My guess is this will be used a ton.

Looks like the competition is having an effect at this point :: http://www.cnbc.com/2016/11/02/netflix-offline-mode-could-be-on-the-way-but-not-for-us-users.html

Also another way to entice local and non VPN usage.

Talked about it here before – they will say no but they will eventually do it.



“We should keep an open mind on all this… as we expand around the world where we see an uneven set of networks, it’s something we should keep an open mind about.”

We’ve had our share of churn.

Another Mumbrella post about HOOQ :: http://www.mumbrella.asia/2016/11/hooq-to-launch-in-singapore-in-january/

I have, obviously, talked about this before :: http://www.nokpis.com/2016/11/08/growing-pains-comical-excuse-for-the-truth/

A couple of things in the new post that are interesting. It seems the CXO churn is starting to hurt a little bit and HOOQ is now deciding to try and comment on it some. I think Krishnan is actually being pretty honest here:

Rajagopalan conceded: “We’ve had our share of churn.”

“It’s been combination of what’s natural for a startup, and the unique context of Hooq as a brand. It’s a startup that has deep-pocketed investors who have certain expectations. That has contributed to churn in certain ways, as has different personalities that have joined us.”

High churn has meant that Hooq has taken longer than previously to bring in new people.

“We’ve been careful about replacing the CXO suite. This time we want to make sure have the right people in place,” said Rajagopalan, who said that Hooq staff needed to be comfortable in both a startup and corporate environment.

I think the issue with HOOQ is that people go there expecting it to be like a startup. Unfortunately it is nothing like a startup except for the fact that it is a new company. What happens is employees, like myself, join expecting to work in a place similar to a startup but not knowing that there are three shareholders that are nothing like a startup. All that is okay but HOOQ is essentially just a mini video arm of Singtel and we all know Singtel is not a startup. This culture clash has probably been the major driver of churn across the CXO suite and into many of the other groups at HOOQ. Such is life.

It is also smart that they are being careful about how to replace the CXO team with folks who understand what they are signing up for.

Then this:

He pointed to Singtel’s acquisition of marketing business Amobee, which the telco acquired in 2012, as an example of another company that took a while to settle in to corporate life with the telco giant.

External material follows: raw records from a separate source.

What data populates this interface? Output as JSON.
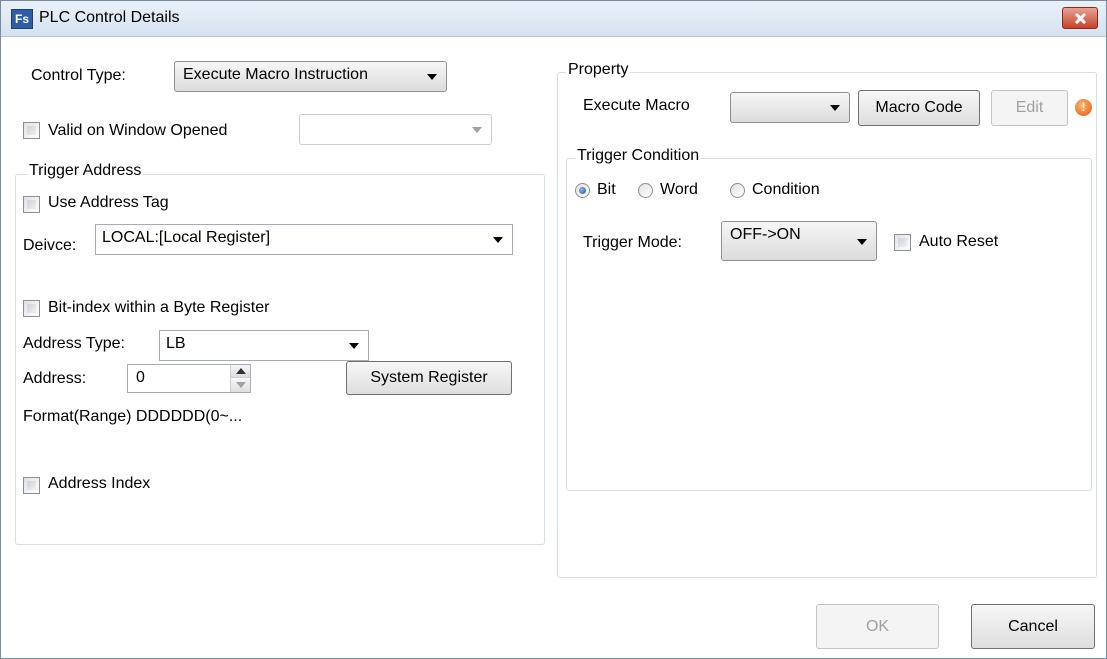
{
  "window": {
    "title": "PLC Control Details",
    "icon_text": "Fs"
  },
  "control_type": {
    "label": "Control Type:",
    "value": "Execute Macro Instruction"
  },
  "valid_on_window_opened": {
    "label": "Valid on Window Opened",
    "checked": false,
    "value": ""
  },
  "trigger_address": {
    "title": "Trigger Address",
    "use_address_tag": {
      "label": "Use Address Tag",
      "checked": false
    },
    "device": {
      "label": "Deivce:",
      "value": "LOCAL:[Local Register]"
    },
    "bit_index": {
      "label": "Bit-index within a Byte Register",
      "checked": false
    },
    "address_type": {
      "label": "Address Type:",
      "value": "LB"
    },
    "address": {
      "label": "Address:",
      "value": "0"
    },
    "system_register_button": "System Register",
    "format_range": "Format(Range) DDDDDD(0~...",
    "address_index": {
      "label": "Address Index",
      "checked": false
    }
  },
  "property": {
    "title": "Property",
    "execute_macro": {
      "label": "Execute Macro",
      "value": ""
    },
    "macro_code_button": "Macro Code",
    "edit_button": "Edit",
    "warning_icon": "warning-icon",
    "trigger_condition": {
      "title": "Trigger Condition",
      "options": [
        "Bit",
        "Word",
        "Condition"
      ],
      "selected": "Bit",
      "trigger_mode": {
        "label": "Trigger Mode:",
        "value": "OFF->ON"
      },
      "auto_reset": {
        "label": "Auto Reset",
        "checked": false
      }
    }
  },
  "footer": {
    "ok": "OK",
    "cancel": "Cancel"
  },
  "colors": {
    "close_button": "#c7412c",
    "warning": "#e2580f",
    "radio_selected": "#1f4f9c"
  }
}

Hard to know from the outside how Amobee is doing. It may take years to know how it all went.


Lots of ad exchanges are struggling so the layoffs might be needed to compete globally. It is a tough space for sure.

As to HOOQ entering Singapore – this part I am baffled by. I have a hard time understanding how a product that makes sense for the emerging markets, Singapore is NOT an emerging market, would do well in Singapore.

However I think this is actually more akin to what HOOQ is becoming. Just a video product for Singtel to use in their network. Potentially that is the future of HOOQ – as a subsidiary of Singtel, yes it is JV but run like a subsidiary, to be the video product for the Singtel network. This might be a great business – who knows yet. However it means competitors like iFlix are starting to run in a league of their own as they move to be in all emerging countries regardless of their telco partnerships.

This then points to a larger debate to have. Is the OTT market in emerging markets going to be won by a large player cutting across many regions? Will the Netflix/Amazon’s of the world slowly be the global player? Or will a company like HOOQ, focused on servicing their telco parent, be the model? I don’t know.

I wouldn’t profess to see the future but I tend to think that a proper startup might have a better chance but at the same time the global players will probably have the best tech and the best content. However the telcos in Asia are quite powerful.

Let the games begin.